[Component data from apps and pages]
::::::
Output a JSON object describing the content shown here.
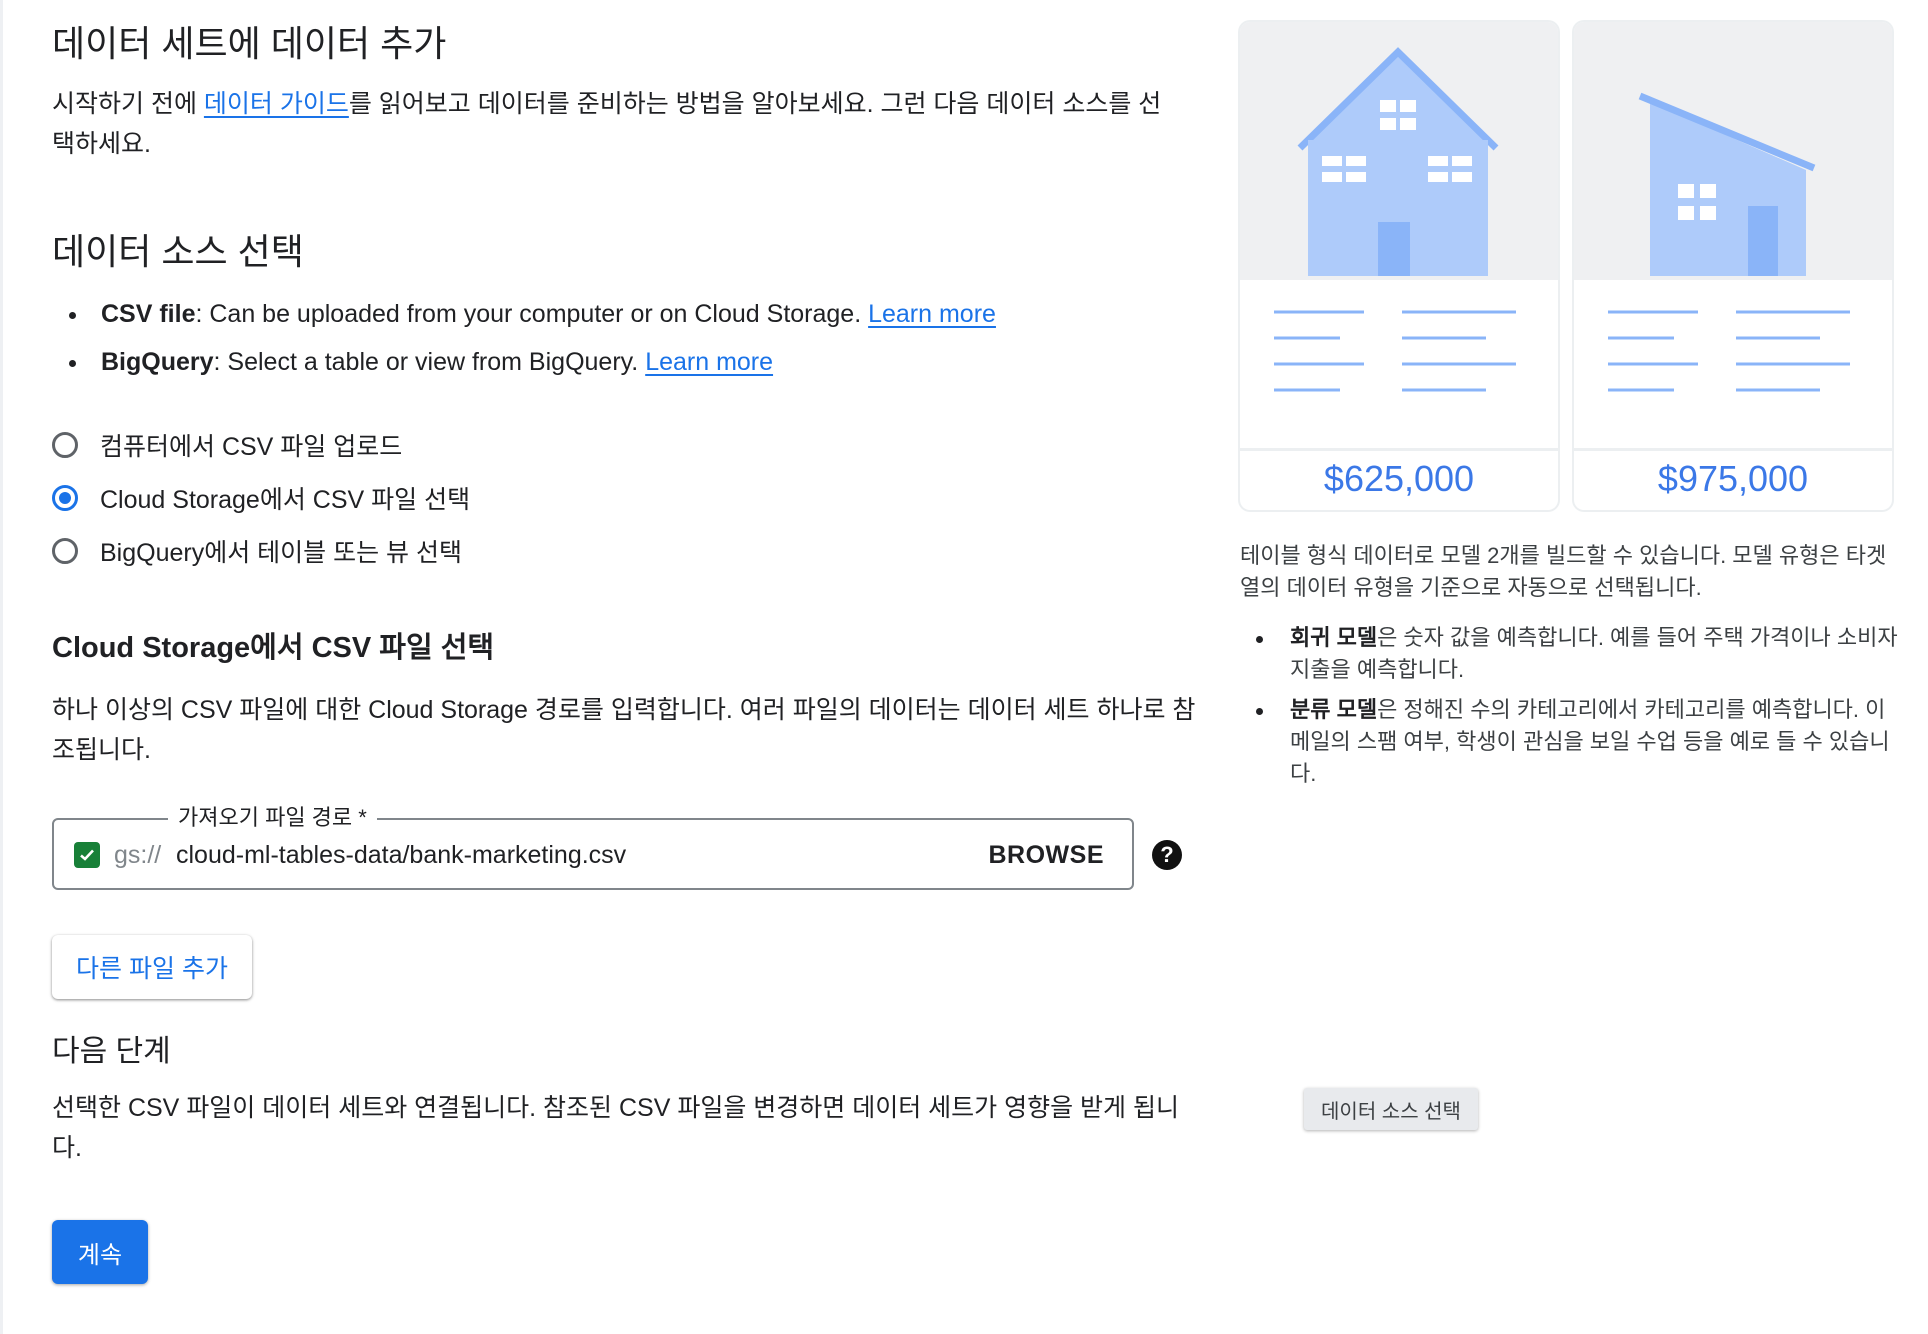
{
  "page": {
    "title": "데이터 세트에 데이터 추가",
    "intro": {
      "prefix": "시작하기 전에 ",
      "link": "데이터 가이드",
      "suffix": "를 읽어보고 데이터를 준비하는 방법을 알아보세요. 그런 다음 데이터 소스를 선택하세요."
    }
  },
  "source": {
    "title": "데이터 소스 선택",
    "bullets": [
      {
        "bold": "CSV file",
        "text": ": Can be uploaded from your computer or on Cloud Storage. ",
        "link": "Learn more"
      },
      {
        "bold": "BigQuery",
        "text": ": Select a table or view from BigQuery. ",
        "link": "Learn more"
      }
    ],
    "options": [
      {
        "label": "컴퓨터에서 CSV 파일 업로드",
        "selected": false
      },
      {
        "label": "Cloud Storage에서 CSV 파일 선택",
        "selected": true
      },
      {
        "label": "BigQuery에서 테이블 또는 뷰 선택",
        "selected": false
      }
    ]
  },
  "gcs": {
    "title": "Cloud Storage에서 CSV 파일 선택",
    "description": "하나 이상의 CSV 파일에 대한 Cloud Storage 경로를 입력합니다. 여러 파일의 데이터는 데이터 세트 하나로 참조됩니다.",
    "field_label": "가져오기 파일 경로 *",
    "prefix": "gs://",
    "value": "cloud-ml-tables-data/bank-marketing.csv",
    "browse_label": "BROWSE",
    "help_glyph": "?",
    "add_file_label": "다른 파일 추가"
  },
  "next": {
    "title": "다음 단계",
    "description": "선택한 CSV 파일이 데이터 세트와 연결됩니다. 참조된 CSV 파일을 변경하면 데이터 세트가 영향을 받게 됩니다.",
    "continue_label": "계속"
  },
  "illustration": {
    "cards": [
      {
        "price": "$625,000",
        "icon": "house-icon"
      },
      {
        "price": "$975,000",
        "icon": "building-icon"
      }
    ]
  },
  "info": {
    "text": "테이블 형식 데이터로 모델 2개를 빌드할 수 있습니다. 모델 유형은 타겟 열의 데이터 유형을 기준으로 자동으로 선택됩니다.",
    "bullets": [
      {
        "bold": "회귀 모델",
        "text": "은 숫자 값을 예측합니다. 예를 들어 주택 가격이나 소비자 지출을 예측합니다."
      },
      {
        "bold": "분류 모델",
        "text": "은 정해진 수의 카테고리에서 카테고리를 예측합니다. 이메일의 스팸 여부, 학생이 관심을 보일 수업 등을 예로 들 수 있습니다."
      }
    ]
  },
  "tooltip": "데이터 소스 선택",
  "colors": {
    "accent": "#1a73e8",
    "checkbox": "#188038",
    "illustration": "#aecbfa"
  }
}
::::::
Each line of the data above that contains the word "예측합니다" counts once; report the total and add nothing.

### Response
2